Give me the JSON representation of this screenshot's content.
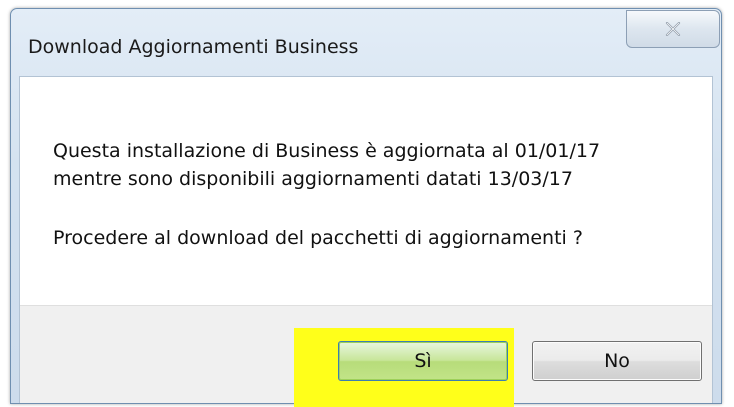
{
  "dialog": {
    "title": "Download Aggiornamenti Business",
    "close_icon": "close-x-icon",
    "message_line_1": "Questa installazione di Business è aggiornata al 01/01/17",
    "message_line_2": "mentre sono disponibili aggiornamenti datati 13/03/17",
    "question": "Procedere al download del pacchetti di aggiornamenti ?",
    "yes_label": "Sì",
    "no_label": "No",
    "highlight_color": "#ffff1a"
  }
}
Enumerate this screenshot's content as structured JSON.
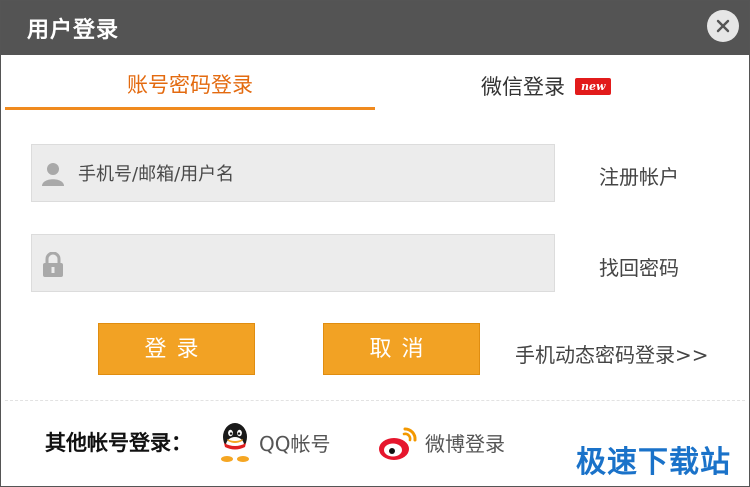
{
  "window": {
    "title": "用户登录",
    "close_icon": "close-icon"
  },
  "tabs": {
    "account": "账号密码登录",
    "wechat": "微信登录",
    "wechat_badge": "new"
  },
  "form": {
    "username_placeholder": "手机号/邮箱/用户名",
    "username_value": "",
    "password_value": "",
    "username_icon": "user-icon",
    "password_icon": "lock-icon"
  },
  "links": {
    "register": "注册帐户",
    "forgot": "找回密码",
    "mobile_login": "手机动态密码登录>>"
  },
  "buttons": {
    "login": "登录",
    "cancel": "取消"
  },
  "other_login": {
    "label": "其他帐号登录：",
    "qq": "QQ帐号",
    "weibo": "微博登录"
  },
  "watermark": "极速下载站",
  "colors": {
    "titlebar": "#545454",
    "accent": "#f2a224",
    "tab_active": "#e36a0f",
    "badge": "#e21b1b",
    "watermark": "#1a72c9"
  }
}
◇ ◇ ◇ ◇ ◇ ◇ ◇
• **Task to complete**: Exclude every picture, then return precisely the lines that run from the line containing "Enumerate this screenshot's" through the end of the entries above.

• **Completed exercise**:
Enumerate this screenshot's content as structured JSON.
{
  "window": {
    "title": "用户登录",
    "close_icon": "close-icon"
  },
  "tabs": {
    "account": "账号密码登录",
    "wechat": "微信登录",
    "wechat_badge": "new"
  },
  "form": {
    "username_placeholder": "手机号/邮箱/用户名",
    "username_value": "",
    "password_value": "",
    "username_icon": "user-icon",
    "password_icon": "lock-icon"
  },
  "links": {
    "register": "注册帐户",
    "forgot": "找回密码",
    "mobile_login": "手机动态密码登录>>"
  },
  "buttons": {
    "login": "登录",
    "cancel": "取消"
  },
  "other_login": {
    "label": "其他帐号登录：",
    "qq": "QQ帐号",
    "weibo": "微博登录"
  },
  "watermark": "极速下载站",
  "colors": {
    "titlebar": "#545454",
    "accent": "#f2a224",
    "tab_active": "#e36a0f",
    "badge": "#e21b1b",
    "watermark": "#1a72c9"
  }
}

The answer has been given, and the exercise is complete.